TASK INSTRUCTIONS: Only the lines that contain the string "true" belong in the answer; pull them from the records.

PROVIDED RECORDS:
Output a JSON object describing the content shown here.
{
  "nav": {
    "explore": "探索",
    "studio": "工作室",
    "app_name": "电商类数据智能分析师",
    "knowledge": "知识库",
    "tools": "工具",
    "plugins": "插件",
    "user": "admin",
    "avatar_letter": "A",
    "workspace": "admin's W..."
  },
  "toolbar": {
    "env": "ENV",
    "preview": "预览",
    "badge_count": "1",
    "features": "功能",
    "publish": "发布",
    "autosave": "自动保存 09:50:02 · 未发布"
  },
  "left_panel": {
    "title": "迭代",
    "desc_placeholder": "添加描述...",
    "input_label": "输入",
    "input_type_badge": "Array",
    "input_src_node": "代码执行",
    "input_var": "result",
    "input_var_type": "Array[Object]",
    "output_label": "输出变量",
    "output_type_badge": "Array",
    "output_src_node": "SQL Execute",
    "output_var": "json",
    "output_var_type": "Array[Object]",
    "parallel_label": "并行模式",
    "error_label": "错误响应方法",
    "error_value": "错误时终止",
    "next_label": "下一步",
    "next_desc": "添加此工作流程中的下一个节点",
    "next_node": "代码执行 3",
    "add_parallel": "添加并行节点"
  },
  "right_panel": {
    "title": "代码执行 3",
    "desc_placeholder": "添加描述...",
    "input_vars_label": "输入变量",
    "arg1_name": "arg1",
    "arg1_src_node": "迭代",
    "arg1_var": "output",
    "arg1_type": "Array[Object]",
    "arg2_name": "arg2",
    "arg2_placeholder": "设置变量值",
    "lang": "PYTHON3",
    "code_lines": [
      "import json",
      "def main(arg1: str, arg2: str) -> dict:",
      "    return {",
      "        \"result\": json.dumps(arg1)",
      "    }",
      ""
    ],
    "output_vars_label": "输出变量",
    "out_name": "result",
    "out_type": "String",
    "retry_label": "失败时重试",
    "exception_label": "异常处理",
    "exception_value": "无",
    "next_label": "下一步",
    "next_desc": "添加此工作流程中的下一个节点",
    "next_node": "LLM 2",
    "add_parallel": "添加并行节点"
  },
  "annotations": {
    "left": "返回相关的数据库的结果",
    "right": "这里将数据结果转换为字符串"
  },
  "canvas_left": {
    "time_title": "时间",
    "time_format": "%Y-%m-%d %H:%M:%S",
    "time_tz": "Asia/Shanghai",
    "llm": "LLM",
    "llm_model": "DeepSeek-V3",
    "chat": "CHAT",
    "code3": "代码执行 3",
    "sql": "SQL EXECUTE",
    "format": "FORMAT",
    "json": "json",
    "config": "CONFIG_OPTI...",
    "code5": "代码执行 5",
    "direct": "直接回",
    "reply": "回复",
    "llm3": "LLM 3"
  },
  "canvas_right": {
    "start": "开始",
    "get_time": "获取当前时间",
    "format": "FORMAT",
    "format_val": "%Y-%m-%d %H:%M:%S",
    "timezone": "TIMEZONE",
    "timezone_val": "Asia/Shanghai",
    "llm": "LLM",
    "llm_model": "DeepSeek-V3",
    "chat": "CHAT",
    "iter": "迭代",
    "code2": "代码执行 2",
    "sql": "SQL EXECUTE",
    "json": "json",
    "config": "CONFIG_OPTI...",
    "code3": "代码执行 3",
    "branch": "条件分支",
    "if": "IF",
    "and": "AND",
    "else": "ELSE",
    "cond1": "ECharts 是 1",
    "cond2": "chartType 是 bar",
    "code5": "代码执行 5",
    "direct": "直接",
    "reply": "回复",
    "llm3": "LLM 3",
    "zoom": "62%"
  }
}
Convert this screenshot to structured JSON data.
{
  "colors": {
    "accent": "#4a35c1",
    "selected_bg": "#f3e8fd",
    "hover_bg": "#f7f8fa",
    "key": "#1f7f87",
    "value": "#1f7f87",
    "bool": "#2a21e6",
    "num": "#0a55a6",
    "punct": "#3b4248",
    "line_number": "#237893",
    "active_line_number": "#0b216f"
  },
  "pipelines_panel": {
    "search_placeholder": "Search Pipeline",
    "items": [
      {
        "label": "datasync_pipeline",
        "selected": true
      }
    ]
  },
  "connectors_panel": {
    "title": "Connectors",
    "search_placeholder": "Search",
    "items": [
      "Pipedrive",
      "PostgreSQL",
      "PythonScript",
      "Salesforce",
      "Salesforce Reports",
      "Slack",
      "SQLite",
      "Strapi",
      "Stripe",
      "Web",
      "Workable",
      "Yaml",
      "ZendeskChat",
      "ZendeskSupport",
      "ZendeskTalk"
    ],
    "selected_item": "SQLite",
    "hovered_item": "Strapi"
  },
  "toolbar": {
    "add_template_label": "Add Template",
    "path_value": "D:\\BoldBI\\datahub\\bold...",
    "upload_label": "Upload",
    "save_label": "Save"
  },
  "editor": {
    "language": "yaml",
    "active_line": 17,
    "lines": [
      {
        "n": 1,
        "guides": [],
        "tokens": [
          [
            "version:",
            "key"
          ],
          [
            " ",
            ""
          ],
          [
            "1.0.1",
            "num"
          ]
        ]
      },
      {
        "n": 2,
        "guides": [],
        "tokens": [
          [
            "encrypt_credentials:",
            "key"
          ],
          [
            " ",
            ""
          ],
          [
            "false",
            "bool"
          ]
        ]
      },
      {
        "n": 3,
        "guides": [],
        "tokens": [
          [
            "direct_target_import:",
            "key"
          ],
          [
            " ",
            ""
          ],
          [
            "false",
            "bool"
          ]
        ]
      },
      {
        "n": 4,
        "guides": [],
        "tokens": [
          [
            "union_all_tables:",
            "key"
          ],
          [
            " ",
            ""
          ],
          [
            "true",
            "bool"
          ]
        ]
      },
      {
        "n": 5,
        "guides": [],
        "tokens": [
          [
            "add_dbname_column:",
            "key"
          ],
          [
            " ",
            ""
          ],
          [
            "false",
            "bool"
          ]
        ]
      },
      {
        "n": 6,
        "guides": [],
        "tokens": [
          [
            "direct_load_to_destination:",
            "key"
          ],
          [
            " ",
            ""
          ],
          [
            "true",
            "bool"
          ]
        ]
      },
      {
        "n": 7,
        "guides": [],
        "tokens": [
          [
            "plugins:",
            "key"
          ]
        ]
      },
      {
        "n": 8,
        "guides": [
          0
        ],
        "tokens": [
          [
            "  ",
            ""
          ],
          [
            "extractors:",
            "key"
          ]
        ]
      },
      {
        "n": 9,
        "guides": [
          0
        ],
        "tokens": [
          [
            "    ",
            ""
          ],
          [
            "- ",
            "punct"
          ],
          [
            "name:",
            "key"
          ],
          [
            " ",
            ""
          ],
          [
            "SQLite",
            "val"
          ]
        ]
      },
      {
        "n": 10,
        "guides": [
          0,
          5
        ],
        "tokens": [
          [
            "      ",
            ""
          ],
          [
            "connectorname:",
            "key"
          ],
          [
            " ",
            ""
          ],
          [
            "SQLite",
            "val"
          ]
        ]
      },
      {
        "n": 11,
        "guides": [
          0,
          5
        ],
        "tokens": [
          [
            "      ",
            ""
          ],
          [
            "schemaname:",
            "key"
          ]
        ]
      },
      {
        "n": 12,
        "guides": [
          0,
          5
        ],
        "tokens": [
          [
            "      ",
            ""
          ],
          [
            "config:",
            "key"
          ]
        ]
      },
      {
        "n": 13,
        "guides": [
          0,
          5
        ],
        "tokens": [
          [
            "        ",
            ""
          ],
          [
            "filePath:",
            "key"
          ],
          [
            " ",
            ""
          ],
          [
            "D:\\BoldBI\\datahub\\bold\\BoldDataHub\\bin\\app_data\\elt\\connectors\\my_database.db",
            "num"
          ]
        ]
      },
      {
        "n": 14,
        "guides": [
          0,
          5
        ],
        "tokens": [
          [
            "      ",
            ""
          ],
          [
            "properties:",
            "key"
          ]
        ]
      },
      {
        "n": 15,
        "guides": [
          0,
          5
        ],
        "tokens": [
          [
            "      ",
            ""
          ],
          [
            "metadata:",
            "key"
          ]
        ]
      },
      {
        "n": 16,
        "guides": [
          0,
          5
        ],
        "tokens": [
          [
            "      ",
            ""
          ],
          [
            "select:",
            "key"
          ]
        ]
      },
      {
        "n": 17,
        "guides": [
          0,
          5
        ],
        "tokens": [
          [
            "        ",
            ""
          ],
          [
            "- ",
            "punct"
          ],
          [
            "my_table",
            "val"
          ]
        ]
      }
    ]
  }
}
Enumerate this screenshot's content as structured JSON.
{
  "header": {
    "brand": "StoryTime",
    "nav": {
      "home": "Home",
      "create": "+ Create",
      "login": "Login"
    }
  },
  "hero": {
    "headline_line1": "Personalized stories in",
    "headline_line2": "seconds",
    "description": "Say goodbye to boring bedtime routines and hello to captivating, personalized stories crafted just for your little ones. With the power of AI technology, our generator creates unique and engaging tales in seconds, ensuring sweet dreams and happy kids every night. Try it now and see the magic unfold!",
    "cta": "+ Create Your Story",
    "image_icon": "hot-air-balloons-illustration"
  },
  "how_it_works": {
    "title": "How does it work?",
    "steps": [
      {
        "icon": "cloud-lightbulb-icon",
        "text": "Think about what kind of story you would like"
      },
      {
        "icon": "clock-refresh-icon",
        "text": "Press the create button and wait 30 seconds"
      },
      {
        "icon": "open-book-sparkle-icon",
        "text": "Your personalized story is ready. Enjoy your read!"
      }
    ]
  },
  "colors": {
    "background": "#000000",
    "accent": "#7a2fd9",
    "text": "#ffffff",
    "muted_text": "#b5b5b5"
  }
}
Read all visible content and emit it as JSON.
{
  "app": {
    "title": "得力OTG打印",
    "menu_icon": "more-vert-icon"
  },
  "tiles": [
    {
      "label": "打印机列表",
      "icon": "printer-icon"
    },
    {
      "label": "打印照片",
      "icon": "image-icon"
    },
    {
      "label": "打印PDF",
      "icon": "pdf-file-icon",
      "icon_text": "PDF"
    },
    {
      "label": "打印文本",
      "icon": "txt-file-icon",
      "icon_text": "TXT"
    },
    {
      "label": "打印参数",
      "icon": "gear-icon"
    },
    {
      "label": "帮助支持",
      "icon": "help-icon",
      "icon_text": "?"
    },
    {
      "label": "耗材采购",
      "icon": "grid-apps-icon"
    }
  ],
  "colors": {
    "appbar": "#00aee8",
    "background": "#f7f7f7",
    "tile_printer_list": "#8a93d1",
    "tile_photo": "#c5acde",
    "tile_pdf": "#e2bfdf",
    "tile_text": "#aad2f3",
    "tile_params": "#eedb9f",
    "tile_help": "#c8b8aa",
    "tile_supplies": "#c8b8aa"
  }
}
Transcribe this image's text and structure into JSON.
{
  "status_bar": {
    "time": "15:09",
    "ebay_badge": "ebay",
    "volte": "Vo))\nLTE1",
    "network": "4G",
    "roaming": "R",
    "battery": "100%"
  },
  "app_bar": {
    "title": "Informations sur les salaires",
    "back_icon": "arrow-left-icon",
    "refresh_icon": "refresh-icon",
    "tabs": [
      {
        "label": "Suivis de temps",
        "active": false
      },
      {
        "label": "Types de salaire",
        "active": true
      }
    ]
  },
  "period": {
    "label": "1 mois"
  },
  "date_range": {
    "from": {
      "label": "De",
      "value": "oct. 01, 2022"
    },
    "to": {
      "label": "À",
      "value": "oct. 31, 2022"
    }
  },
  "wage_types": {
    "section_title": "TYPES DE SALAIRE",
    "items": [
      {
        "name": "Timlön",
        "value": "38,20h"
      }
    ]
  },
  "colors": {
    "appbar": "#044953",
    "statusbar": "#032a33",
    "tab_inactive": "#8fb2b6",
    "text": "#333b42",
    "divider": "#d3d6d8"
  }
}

EXERCISE RESPONSE:
        "selected": true
            "true",
            "true",
        "active": true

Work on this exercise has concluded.